(This bastard of an arsonist had something)
(against him. A magician, I don’t know who.)
By attempting to translate all the English words and keep them in the exact same order, the French text becomes an incomprehensible word salad.
If we take a moment to think about this, we realise that "fucker", which we heard earlier, doesn’t need to be translated again here. That would give us enough time and room for a clear and understandable subtitle:
L'incendiaire le poursuivait.
C'est un mage, mais je ne le connais pas.
(The arsonist was after him.)
(It’s a sorcerer, but I don’t know him.)
We’ll stop there, but we could go on and on because these problems appear throughout the entire series, and in many others as well (check out Apache's French subtitles for even worse quality). To speak of a botched work sounds like an euphemism as these subtitles don’t even accomplish the basic task for any translation, which is not to translate words, but to communicate meaning.
The so-called quality control process of these platforms is actually their downfall. If you check the words one by one, sure, there’s no problem. But stringing them together results in something that doesn’t make sense and that doesn’t do justice to the original script.
And so we finally come to the existential question.
Why invest so much time, money and talent to create remarkable programmes only to destroy the experience for foreign viewers by cutting corners to save a few pennies on the translation? Why seek out the best actors, the best scriptwriters, directors, cinematographers, editors and technicians... only to hand over their brilliant work to incompetent translators so they can butcher it to bits?

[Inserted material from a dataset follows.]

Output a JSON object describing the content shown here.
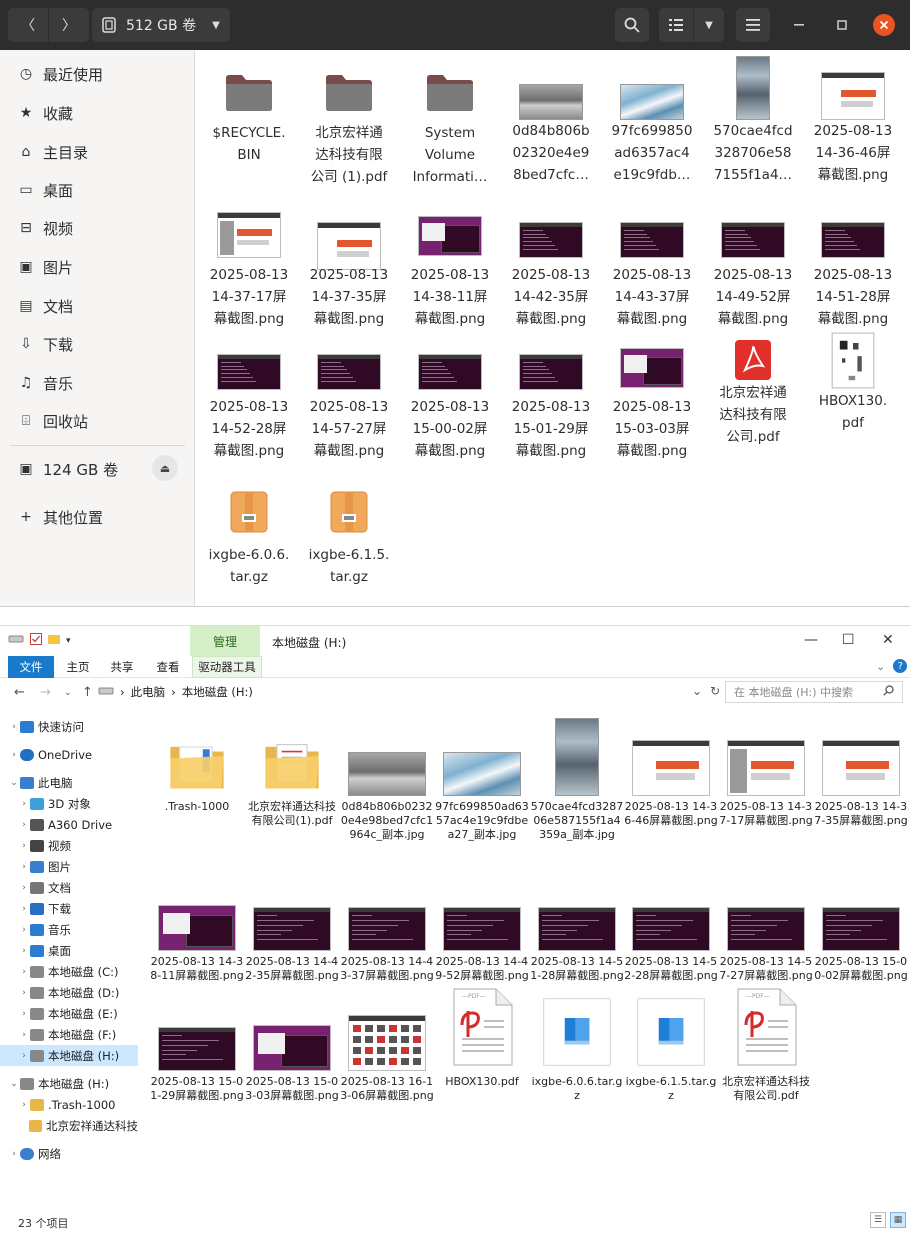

Why not choose translators who are experienced and competent?
Because in the final analysis, using bad translations ultimately makes The Witcher look like a low-budget project. Produced with one tenth of the original budget, the story would be there, but in a simplified version. The dialogues would fall flat and focus just on the facts. The costumes would be ridiculous, the sets would be cardboard and the effects would be… not at all special.
Is that really the version of The Witcher we want to watch?
It’s not? Then why, if we want to watch it with French subtitles, is that the version we have to suffer through?
Blog post modified on 03/28th.